In my new book, Bonds Are Not Forever; The Crisis Facing Fixed Income Investors, I make the case that some big trends in the U.S. economy and Finance began shifting following the financial crisis of 2008, the consequences of which will include interest rates insufficient to compensate bond investors for inflation and taxes (hence the Crisis). The last few days have produced two news items of note which illustrate the altered economic and political landscape.
On Thursday, the Wall Street Journal reported that “Embattled J.P. Morgan” would be bulking up its oversight by spending an additional $4 billion and adding 5,000 employees to clean up risk and compliance problems. No doubt the company has been hit by a succession of issues from the huge loss in the office of the CIO to problems with mortgage underwriting standards and commodities trading. They’ve responded by deploying substantial amounts of money and people to resolve these problems and reduce the odds of new ones in the future.
I can imagine the stultifying impact these additional legions of compliance, regulatory and legal experts will have on many aspects of business. I worked at JPMorgan for 23 years and it’s a great company. I know from first hand experience that when additional layers of oversight are added whose job is to basically say “No” to any transaction or new line of business that carries a hint of the risks that have so bedeviled them in the past couple of years, it leads to a pretty frustrating environment. If you choose to make your career protecting a large bank from the sometimes questionable instincts of its revenue-generating employees, “Yes” is a word that carries career risk and limited upside. Many potential transactions and activities will now not occur, because they won’t pass muster with an increasingly vigorous compliance culture or because the weary revenue generators will steer clear of anything that is the least bit questionable. It will certainly make it a less fun place to work, and will hurt the top line while seeking to curb the Legal Expense line. It will make banking at JPMorgan more risk averse, less interesting and presumably more aligned with the public interest. If you hit a bank with enough $500 million fines, they do get the message.

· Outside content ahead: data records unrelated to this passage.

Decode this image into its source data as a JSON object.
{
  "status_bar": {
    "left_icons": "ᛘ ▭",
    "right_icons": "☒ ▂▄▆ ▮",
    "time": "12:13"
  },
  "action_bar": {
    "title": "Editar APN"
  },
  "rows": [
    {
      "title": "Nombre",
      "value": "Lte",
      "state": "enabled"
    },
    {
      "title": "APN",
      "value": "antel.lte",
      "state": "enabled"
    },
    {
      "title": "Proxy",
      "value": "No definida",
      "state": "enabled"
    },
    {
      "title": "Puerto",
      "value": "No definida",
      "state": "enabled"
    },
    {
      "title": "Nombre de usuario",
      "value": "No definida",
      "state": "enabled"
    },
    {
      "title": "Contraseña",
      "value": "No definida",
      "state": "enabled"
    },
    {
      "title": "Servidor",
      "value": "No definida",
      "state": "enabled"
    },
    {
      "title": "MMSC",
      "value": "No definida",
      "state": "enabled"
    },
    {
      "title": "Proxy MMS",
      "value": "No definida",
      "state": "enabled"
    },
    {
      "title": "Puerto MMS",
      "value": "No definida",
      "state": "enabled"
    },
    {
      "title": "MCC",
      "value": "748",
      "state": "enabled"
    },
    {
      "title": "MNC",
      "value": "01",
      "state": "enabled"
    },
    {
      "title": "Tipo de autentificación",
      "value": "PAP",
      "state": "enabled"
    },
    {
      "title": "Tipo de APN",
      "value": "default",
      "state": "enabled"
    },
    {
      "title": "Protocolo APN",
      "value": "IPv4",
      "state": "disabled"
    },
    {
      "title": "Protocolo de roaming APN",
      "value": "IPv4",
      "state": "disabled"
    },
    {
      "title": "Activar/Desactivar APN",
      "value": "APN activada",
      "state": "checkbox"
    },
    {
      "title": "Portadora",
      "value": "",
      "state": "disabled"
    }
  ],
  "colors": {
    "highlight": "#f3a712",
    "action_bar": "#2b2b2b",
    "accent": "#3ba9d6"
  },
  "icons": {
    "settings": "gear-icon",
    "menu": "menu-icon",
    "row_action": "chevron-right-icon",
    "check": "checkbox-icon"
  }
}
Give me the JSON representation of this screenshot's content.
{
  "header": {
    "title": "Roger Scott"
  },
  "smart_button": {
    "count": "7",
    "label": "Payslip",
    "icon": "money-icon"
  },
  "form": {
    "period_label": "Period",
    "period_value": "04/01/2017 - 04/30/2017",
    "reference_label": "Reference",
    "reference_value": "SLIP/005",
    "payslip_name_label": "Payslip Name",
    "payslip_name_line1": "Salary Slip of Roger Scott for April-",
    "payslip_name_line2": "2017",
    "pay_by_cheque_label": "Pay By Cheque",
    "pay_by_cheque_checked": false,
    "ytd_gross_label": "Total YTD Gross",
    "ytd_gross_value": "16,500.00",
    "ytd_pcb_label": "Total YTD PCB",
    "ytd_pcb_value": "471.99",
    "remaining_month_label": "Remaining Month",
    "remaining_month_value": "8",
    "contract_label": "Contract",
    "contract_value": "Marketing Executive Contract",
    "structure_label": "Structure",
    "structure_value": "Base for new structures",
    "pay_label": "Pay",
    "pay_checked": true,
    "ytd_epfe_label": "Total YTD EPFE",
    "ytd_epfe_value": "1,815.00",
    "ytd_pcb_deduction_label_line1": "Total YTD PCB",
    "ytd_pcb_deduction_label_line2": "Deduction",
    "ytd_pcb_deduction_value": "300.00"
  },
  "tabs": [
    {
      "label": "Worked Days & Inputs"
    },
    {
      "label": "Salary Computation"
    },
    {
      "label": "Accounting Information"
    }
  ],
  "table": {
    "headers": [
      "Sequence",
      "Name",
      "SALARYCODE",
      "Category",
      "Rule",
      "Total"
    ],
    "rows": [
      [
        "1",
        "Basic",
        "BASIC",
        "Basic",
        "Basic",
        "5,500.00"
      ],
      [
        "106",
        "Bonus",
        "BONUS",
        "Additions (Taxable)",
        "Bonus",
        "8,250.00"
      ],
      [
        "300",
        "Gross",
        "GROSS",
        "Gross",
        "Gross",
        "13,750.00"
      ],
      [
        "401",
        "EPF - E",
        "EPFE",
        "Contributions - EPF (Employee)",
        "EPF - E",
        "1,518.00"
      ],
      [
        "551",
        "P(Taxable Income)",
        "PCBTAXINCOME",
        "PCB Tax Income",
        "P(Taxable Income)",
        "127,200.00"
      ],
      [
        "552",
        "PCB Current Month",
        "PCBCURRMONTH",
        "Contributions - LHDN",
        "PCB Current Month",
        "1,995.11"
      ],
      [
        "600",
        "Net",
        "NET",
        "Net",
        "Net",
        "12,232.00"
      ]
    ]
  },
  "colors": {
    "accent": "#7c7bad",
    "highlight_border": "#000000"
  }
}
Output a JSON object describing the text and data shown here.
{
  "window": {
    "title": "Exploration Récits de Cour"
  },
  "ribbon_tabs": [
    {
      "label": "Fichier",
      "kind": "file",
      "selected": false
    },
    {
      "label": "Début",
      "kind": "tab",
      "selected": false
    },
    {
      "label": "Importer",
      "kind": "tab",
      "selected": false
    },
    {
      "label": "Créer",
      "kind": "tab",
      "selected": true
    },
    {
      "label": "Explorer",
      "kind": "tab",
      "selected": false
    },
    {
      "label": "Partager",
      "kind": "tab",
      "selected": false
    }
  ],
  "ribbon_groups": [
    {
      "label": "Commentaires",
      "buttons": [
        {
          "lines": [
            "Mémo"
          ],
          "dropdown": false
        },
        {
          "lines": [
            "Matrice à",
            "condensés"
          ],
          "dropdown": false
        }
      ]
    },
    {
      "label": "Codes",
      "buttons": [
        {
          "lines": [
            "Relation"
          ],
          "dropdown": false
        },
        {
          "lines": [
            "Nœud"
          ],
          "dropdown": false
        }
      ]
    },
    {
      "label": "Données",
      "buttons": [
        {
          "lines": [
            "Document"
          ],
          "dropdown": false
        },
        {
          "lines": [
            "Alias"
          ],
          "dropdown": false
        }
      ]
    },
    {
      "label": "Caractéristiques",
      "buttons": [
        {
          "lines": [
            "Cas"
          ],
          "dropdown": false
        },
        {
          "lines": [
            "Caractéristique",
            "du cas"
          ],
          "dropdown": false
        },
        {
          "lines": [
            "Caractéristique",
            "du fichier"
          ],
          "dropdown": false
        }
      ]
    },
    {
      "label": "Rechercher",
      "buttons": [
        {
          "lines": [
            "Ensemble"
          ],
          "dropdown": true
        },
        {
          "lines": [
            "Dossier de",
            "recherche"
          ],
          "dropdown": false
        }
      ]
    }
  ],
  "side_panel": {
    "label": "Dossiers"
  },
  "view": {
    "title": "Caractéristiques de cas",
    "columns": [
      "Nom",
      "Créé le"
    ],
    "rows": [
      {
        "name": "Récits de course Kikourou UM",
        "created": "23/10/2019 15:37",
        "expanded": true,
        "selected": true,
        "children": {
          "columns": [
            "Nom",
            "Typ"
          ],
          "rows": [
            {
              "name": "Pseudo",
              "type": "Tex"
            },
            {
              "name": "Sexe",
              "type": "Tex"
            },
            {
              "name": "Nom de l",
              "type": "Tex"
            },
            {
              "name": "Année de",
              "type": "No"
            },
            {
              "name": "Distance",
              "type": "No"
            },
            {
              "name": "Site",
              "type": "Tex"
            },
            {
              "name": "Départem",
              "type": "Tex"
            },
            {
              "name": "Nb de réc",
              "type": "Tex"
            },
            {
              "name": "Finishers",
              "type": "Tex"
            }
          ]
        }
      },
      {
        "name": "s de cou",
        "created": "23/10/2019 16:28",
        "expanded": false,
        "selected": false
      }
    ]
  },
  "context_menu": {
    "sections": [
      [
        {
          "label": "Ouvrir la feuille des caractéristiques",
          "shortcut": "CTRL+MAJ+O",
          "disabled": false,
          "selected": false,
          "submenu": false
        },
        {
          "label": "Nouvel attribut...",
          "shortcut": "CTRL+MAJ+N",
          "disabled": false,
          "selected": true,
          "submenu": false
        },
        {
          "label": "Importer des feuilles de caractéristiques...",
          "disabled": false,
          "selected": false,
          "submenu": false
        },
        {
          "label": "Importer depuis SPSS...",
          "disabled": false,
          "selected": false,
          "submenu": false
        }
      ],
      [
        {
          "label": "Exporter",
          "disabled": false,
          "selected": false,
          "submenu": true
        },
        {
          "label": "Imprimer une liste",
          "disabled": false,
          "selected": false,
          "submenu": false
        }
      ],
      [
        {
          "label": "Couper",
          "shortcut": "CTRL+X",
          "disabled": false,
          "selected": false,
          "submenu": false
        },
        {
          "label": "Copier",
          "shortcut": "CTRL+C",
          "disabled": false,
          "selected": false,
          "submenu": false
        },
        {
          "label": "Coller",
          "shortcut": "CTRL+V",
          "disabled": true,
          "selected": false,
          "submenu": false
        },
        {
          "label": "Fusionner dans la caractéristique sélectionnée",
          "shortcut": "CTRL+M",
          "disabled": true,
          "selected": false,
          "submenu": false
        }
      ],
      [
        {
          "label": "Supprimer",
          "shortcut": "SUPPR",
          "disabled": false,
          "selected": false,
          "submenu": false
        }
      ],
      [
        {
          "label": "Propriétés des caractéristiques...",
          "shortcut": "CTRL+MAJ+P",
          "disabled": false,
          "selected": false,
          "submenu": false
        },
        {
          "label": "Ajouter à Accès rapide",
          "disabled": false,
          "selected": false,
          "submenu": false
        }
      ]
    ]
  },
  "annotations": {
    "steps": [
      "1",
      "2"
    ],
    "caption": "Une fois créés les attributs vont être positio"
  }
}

The thing is, senior management will be well aware of the potential impact on revenues of rejecting all but the most anodyne transaction and will no doubt strive to maintain a profitable balance between the competing cultures of “No” and “Yes”. They will be very sensitive to the new trade-off. And yet, they’ve still chosen to go down this road. The bank that most successfully navigated the financial crisis of 2008 has assessed the ongoing regulatory environment which must increasingly look as if they’re every government lawyer’s favorite target, and have adjusted their posture accordingly. The political mood has shifted against big banks and Big Finance after thirty years during which financial services grew its share of U.S. GDP. This is one manifestation of the altered landscape.
A second story of note is Larry Summers’ withdrawal of consideration for the position of next Fed chairman. Interestingly, it was the lukewarm support from Democrats on the Senate Finance Committee that led to the calculation that Republican votes would be needed even to get the President’s nominee to the full Senate for consideration. Summers is regarded by some as less enthusiastic about increased regulation than they might like, further reflecting the mood for a more tightly controlled banking sector. Listening to Senator Elizabeth Warren discuss the urgent need for ever more banking oversight may not reflect a balanced view, but it does once again reflect the new reality Finance faces.
Financial markets have this morning provided their input – bond yields are down and stocks are up, reflecting the view that a Fed Chairman Yellen will continue Quantitative Easing and low interest rates for longer than would a Chairman Summers.
Whether or not this is good public policy isn’t really the point – others may debate that. However, what both stories highlight is that a shift towards more banking regulation and dovish monetary policy pushes back the time when bond investors might expect to earn a decent yield on their savings. The market expects a Yellen Fed to continue to promote the interests of borrowers at the expense of savers through very low rates. The JPMorgan story illustrates that what’s good for Finance is clearly less important in Washington than what’s good for everyone else. So bond investors should conduct their affairs accordingly. Current interest rates are unattractive, and it will likely be a long time before bonds are a good deal.